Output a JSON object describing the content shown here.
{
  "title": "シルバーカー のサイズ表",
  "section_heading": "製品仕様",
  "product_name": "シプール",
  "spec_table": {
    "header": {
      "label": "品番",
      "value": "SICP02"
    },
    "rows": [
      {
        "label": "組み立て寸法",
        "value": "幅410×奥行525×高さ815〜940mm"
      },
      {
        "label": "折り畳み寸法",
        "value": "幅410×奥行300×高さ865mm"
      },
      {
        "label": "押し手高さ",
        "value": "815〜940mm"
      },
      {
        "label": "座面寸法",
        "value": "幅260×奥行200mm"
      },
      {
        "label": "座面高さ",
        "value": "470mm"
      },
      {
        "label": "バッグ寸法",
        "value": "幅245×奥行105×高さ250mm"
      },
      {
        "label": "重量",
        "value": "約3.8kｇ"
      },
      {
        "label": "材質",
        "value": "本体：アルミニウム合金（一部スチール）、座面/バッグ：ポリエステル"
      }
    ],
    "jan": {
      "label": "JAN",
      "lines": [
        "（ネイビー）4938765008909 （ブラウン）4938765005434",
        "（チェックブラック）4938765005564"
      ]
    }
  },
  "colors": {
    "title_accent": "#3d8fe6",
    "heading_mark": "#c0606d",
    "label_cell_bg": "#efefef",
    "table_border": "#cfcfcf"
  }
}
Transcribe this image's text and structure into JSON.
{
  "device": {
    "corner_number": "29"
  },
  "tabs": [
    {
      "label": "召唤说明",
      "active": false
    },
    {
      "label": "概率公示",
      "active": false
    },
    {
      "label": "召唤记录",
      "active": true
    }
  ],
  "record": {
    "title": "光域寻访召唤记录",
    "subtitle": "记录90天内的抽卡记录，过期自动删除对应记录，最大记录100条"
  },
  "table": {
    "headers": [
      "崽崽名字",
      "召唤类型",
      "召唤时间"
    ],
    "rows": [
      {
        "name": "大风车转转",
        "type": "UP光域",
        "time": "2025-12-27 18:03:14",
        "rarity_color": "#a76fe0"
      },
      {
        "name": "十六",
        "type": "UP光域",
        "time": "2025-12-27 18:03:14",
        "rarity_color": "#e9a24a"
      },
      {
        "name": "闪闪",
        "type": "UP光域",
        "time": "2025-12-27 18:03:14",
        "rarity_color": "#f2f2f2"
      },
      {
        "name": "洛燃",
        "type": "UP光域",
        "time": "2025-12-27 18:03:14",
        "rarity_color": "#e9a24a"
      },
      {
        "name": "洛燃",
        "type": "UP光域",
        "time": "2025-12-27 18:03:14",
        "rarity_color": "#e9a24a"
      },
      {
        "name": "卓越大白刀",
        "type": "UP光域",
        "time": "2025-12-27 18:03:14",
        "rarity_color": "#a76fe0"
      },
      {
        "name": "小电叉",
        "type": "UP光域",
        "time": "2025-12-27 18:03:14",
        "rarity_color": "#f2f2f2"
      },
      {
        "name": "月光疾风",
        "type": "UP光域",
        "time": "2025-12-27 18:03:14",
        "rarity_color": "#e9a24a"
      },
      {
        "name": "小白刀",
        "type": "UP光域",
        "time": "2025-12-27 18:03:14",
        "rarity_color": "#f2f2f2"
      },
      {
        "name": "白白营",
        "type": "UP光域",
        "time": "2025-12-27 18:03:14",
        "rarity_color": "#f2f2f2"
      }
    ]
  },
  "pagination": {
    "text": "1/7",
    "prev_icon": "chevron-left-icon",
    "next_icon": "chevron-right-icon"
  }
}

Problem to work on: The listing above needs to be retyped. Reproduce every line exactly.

Answer to this exercise:
Output a JSON object describing the content shown here.
{
  "title": "シルバーカー のサイズ表",
  "section_heading": "製品仕様",
  "product_name": "シプール",
  "spec_table": {
    "header": {
      "label": "品番",
      "value": "SICP02"
    },
    "rows": [
      {
        "label": "組み立て寸法",
        "value": "幅410×奥行525×高さ815〜940mm"
      },
      {
        "label": "折り畳み寸法",
        "value": "幅410×奥行300×高さ865mm"
      },
      {
        "label": "押し手高さ",
        "value": "815〜940mm"
      },
      {
        "label": "座面寸法",
        "value": "幅260×奥行200mm"
      },
      {
        "label": "座面高さ",
        "value": "470mm"
      },
      {
        "label": "バッグ寸法",
        "value": "幅245×奥行105×高さ250mm"
      },
      {
        "label": "重量",
        "value": "約3.8kｇ"
      },
      {
        "label": "材質",
        "value": "本体：アルミニウム合金（一部スチール）、座面/バッグ：ポリエステル"
      }
    ],
    "jan": {
      "label": "JAN",
      "lines": [
        "（ネイビー）4938765008909 （ブラウン）4938765005434",
        "（チェックブラック）4938765005564"
      ]
    }
  },
  "colors": {
    "title_accent": "#3d8fe6",
    "heading_mark": "#c0606d",
    "label_cell_bg": "#efefef",
    "table_border": "#cfcfcf"
  }
}
Transcribe this image's text and structure into JSON.
{
  "device": {
    "corner_number": "29"
  },
  "tabs": [
    {
      "label": "召唤说明",
      "active": false
    },
    {
      "label": "概率公示",
      "active": false
    },
    {
      "label": "召唤记录",
      "active": true
    }
  ],
  "record": {
    "title": "光域寻访召唤记录",
    "subtitle": "记录90天内的抽卡记录，过期自动删除对应记录，最大记录100条"
  },
  "table": {
    "headers": [
      "崽崽名字",
      "召唤类型",
      "召唤时间"
    ],
    "rows": [
      {
        "name": "大风车转转",
        "type": "UP光域",
        "time": "2025-12-27 18:03:14",
        "rarity_color": "#a76fe0"
      },
      {
        "name": "十六",
        "type": "UP光域",
        "time": "2025-12-27 18:03:14",
        "rarity_color": "#e9a24a"
      },
      {
        "name": "闪闪",
        "type": "UP光域",
        "time": "2025-12-27 18:03:14",
        "rarity_color": "#f2f2f2"
      },
      {
        "name": "洛燃",
        "type": "UP光域",
        "time": "2025-12-27 18:03:14",
        "rarity_color": "#e9a24a"
      },
      {
        "name": "洛燃",
        "type": "UP光域",
        "time": "2025-12-27 18:03:14",
        "rarity_color": "#e9a24a"
      },
      {
        "name": "卓越大白刀",
        "type": "UP光域",
        "time": "2025-12-27 18:03:14",
        "rarity_color": "#a76fe0"
      },
      {
        "name": "小电叉",
        "type": "UP光域",
        "time": "2025-12-27 18:03:14",
        "rarity_color": "#f2f2f2"
      },
      {
        "name": "月光疾风",
        "type": "UP光域",
        "time": "2025-12-27 18:03:14",
        "rarity_color": "#e9a24a"
      },
      {
        "name": "小白刀",
        "type": "UP光域",
        "time": "2025-12-27 18:03:14",
        "rarity_color": "#f2f2f2"
      },
      {
        "name": "白白营",
        "type": "UP光域",
        "time": "2025-12-27 18:03:14",
        "rarity_color": "#f2f2f2"
      }
    ]
  },
  "pagination": {
    "text": "1/7",
    "prev_icon": "chevron-left-icon",
    "next_icon": "chevron-right-icon"
  }
}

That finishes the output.